» EXERCISE DESCRIPTION: Copy out the entries exactly. Print them in full.

» RECORDS FOR THIS TASK:
==*==

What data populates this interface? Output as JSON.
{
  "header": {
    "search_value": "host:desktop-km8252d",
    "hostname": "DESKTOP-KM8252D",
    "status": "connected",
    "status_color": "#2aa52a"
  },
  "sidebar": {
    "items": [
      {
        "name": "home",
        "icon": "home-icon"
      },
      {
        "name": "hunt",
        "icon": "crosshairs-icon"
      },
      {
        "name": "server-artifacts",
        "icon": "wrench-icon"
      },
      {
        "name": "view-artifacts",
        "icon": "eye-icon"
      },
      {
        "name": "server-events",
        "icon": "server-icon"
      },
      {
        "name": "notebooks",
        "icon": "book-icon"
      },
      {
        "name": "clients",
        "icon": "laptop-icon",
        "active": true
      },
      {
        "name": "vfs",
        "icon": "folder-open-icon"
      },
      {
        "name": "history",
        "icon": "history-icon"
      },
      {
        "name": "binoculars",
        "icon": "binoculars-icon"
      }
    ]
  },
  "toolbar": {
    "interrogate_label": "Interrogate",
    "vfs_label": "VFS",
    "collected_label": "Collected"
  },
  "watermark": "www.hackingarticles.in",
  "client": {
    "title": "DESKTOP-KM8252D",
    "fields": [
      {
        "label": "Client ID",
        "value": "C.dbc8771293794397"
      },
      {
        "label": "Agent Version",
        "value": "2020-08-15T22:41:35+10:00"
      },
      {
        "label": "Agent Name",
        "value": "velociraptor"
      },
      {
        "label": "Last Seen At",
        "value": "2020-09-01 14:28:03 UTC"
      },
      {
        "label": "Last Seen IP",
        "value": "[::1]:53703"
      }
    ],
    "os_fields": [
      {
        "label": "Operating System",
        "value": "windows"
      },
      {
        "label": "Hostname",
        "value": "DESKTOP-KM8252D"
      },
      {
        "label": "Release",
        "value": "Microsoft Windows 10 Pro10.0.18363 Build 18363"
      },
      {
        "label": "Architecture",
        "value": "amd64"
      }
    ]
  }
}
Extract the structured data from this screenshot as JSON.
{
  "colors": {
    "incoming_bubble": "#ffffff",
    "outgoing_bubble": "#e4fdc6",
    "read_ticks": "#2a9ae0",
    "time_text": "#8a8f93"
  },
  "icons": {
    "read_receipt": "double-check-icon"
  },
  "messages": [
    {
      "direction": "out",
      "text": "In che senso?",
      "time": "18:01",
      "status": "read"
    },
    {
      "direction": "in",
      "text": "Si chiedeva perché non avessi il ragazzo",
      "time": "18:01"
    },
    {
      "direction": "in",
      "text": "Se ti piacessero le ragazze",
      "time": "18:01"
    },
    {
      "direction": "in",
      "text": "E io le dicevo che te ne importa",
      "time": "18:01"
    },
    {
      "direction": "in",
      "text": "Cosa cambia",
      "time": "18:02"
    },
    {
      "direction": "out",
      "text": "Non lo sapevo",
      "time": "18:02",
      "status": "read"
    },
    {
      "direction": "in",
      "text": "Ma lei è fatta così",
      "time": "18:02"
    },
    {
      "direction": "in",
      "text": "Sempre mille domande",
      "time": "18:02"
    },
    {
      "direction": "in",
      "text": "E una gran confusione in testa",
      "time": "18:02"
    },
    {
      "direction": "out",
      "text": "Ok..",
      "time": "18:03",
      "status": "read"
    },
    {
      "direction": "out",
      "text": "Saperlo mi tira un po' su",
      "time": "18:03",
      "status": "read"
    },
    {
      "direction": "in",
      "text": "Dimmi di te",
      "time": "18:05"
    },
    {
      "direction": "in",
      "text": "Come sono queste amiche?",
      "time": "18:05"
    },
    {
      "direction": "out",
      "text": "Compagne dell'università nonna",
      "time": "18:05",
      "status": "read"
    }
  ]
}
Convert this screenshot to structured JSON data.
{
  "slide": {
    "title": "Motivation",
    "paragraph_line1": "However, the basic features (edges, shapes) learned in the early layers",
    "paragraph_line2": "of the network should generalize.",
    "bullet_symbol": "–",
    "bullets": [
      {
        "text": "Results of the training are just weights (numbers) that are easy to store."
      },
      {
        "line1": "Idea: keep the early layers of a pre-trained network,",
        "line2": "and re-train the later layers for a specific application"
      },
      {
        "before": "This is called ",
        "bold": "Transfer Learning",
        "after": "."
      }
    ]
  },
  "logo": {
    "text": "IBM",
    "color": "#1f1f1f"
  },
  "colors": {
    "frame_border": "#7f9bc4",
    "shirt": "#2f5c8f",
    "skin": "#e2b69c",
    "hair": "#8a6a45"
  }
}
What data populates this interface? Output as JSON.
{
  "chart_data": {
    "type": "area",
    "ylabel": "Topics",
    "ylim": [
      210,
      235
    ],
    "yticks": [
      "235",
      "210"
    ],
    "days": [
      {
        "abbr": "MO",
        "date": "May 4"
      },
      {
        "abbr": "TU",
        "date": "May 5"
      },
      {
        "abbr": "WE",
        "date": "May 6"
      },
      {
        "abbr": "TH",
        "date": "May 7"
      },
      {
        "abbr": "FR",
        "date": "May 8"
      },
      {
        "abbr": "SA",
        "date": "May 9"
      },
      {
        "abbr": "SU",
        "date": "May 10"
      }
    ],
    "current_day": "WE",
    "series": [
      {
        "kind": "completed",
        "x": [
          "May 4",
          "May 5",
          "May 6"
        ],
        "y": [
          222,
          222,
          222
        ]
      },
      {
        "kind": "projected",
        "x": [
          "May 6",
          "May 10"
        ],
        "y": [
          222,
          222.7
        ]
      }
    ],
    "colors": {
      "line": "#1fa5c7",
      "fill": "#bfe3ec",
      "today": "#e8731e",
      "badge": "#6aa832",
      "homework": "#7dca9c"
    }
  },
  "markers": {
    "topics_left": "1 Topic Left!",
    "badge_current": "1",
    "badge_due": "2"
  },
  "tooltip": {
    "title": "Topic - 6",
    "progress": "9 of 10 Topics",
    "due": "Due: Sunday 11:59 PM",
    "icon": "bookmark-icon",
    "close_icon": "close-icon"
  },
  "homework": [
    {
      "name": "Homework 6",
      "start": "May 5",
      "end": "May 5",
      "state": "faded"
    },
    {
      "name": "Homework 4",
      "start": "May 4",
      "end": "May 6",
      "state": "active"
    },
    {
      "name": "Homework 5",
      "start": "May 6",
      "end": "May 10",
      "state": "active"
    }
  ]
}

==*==

» EXERCISE SOLUTION:
What data populates this interface? Output as JSON.
{
  "header": {
    "search_value": "host:desktop-km8252d",
    "hostname": "DESKTOP-KM8252D",
    "status": "connected",
    "status_color": "#2aa52a"
  },
  "sidebar": {
    "items": [
      {
        "name": "home",
        "icon": "home-icon"
      },
      {
        "name": "hunt",
        "icon": "crosshairs-icon"
      },
      {
        "name": "server-artifacts",
        "icon": "wrench-icon"
      },
      {
        "name": "view-artifacts",
        "icon": "eye-icon"
      },
      {
        "name": "server-events",
        "icon": "server-icon"
      },
      {
        "name": "notebooks",
        "icon": "book-icon"
      },
      {
        "name": "clients",
        "icon": "laptop-icon",
        "active": true
      },
      {
        "name": "vfs",
        "icon": "folder-open-icon"
      },
      {
        "name": "history",
        "icon": "history-icon"
      },
      {
        "name": "binoculars",
        "icon": "binoculars-icon"
      }
    ]
  },
  "toolbar": {
    "interrogate_label": "Interrogate",
    "vfs_label": "VFS",
    "collected_label": "Collected"
  },
  "watermark": "www.hackingarticles.in",
  "client": {
    "title": "DESKTOP-KM8252D",
    "fields": [
      {
        "label": "Client ID",
        "value": "C.dbc8771293794397"
      },
      {
        "label": "Agent Version",
        "value": "2020-08-15T22:41:35+10:00"
      },
      {
        "label": "Agent Name",
        "value": "velociraptor"
      },
      {
        "label": "Last Seen At",
        "value": "2020-09-01 14:28:03 UTC"
      },
      {
        "label": "Last Seen IP",
        "value": "[::1]:53703"
      }
    ],
    "os_fields": [
      {
        "label": "Operating System",
        "value": "windows"
      },
      {
        "label": "Hostname",
        "value": "DESKTOP-KM8252D"
      },
      {
        "label": "Release",
        "value": "Microsoft Windows 10 Pro10.0.18363 Build 18363"
      },
      {
        "label": "Architecture",
        "value": "amd64"
      }
    ]
  }
}
Extract the structured data from this screenshot as JSON.
{
  "colors": {
    "incoming_bubble": "#ffffff",
    "outgoing_bubble": "#e4fdc6",
    "read_ticks": "#2a9ae0",
    "time_text": "#8a8f93"
  },
  "icons": {
    "read_receipt": "double-check-icon"
  },
  "messages": [
    {
      "direction": "out",
      "text": "In che senso?",
      "time": "18:01",
      "status": "read"
    },
    {
      "direction": "in",
      "text": "Si chiedeva perché non avessi il ragazzo",
      "time": "18:01"
    },
    {
      "direction": "in",
      "text": "Se ti piacessero le ragazze",
      "time": "18:01"
    },
    {
      "direction": "in",
      "text": "E io le dicevo che te ne importa",
      "time": "18:01"
    },
    {
      "direction": "in",
      "text": "Cosa cambia",
      "time": "18:02"
    },
    {
      "direction": "out",
      "text": "Non lo sapevo",
      "time": "18:02",
      "status": "read"
    },
    {
      "direction": "in",
      "text": "Ma lei è fatta così",
      "time": "18:02"
    },
    {
      "direction": "in",
      "text": "Sempre mille domande",
      "time": "18:02"
    },
    {
      "direction": "in",
      "text": "E una gran confusione in testa",
      "time": "18:02"
    },
    {
      "direction": "out",
      "text": "Ok..",
      "time": "18:03",
      "status": "read"
    },
    {
      "direction": "out",
      "text": "Saperlo mi tira un po' su",
      "time": "18:03",
      "status": "read"
    },
    {
      "direction": "in",
      "text": "Dimmi di te",
      "time": "18:05"
    },
    {
      "direction": "in",
      "text": "Come sono queste amiche?",
      "time": "18:05"
    },
    {
      "direction": "out",
      "text": "Compagne dell'università nonna",
      "time": "18:05",
      "status": "read"
    }
  ]
}
Convert this screenshot to structured JSON data.
{
  "slide": {
    "title": "Motivation",
    "paragraph_line1": "However, the basic features (edges, shapes) learned in the early layers",
    "paragraph_line2": "of the network should generalize.",
    "bullet_symbol": "–",
    "bullets": [
      {
        "text": "Results of the training are just weights (numbers) that are easy to store."
      },
      {
        "line1": "Idea: keep the early layers of a pre-trained network,",
        "line2": "and re-train the later layers for a specific application"
      },
      {
        "before": "This is called ",
        "bold": "Transfer Learning",
        "after": "."
      }
    ]
  },
  "logo": {
    "text": "IBM",
    "color": "#1f1f1f"
  },
  "colors": {
    "frame_border": "#7f9bc4",
    "shirt": "#2f5c8f",
    "skin": "#e2b69c",
    "hair": "#8a6a45"
  }
}
What data populates this interface? Output as JSON.
{
  "chart_data": {
    "type": "area",
    "ylabel": "Topics",
    "ylim": [
      210,
      235
    ],
    "yticks": [
      "235",
      "210"
    ],
    "days": [
      {
        "abbr": "MO",
        "date": "May 4"
      },
      {
        "abbr": "TU",
        "date": "May 5"
      },
      {
        "abbr": "WE",
        "date": "May 6"
      },
      {
        "abbr": "TH",
        "date": "May 7"
      },
      {
        "abbr": "FR",
        "date": "May 8"
      },
      {
        "abbr": "SA",
        "date": "May 9"
      },
      {
        "abbr": "SU",
        "date": "May 10"
      }
    ],
    "current_day": "WE",
    "series": [
      {
        "kind": "completed",
        "x": [
          "May 4",
          "May 5",
          "May 6"
        ],
        "y": [
          222,
          222,
          222
        ]
      },
      {
        "kind": "projected",
        "x": [
          "May 6",
          "May 10"
        ],
        "y": [
          222,
          222.7
        ]
      }
    ],
    "colors": {
      "line": "#1fa5c7",
      "fill": "#bfe3ec",
      "today": "#e8731e",
      "badge": "#6aa832",
      "homework": "#7dca9c"
    }
  },
  "markers": {
    "topics_left": "1 Topic Left!",
    "badge_current": "1",
    "badge_due": "2"
  },
  "tooltip": {
    "title": "Topic - 6",
    "progress": "9 of 10 Topics",
    "due": "Due: Sunday 11:59 PM",
    "icon": "bookmark-icon",
    "close_icon": "close-icon"
  },
  "homework": [
    {
      "name": "Homework 6",
      "start": "May 5",
      "end": "May 5",
      "state": "faded"
    },
    {
      "name": "Homework 4",
      "start": "May 4",
      "end": "May 6",
      "state": "active"
    },
    {
      "name": "Homework 5",
      "start": "May 6",
      "end": "May 10",
      "state": "active"
    }
  ]
}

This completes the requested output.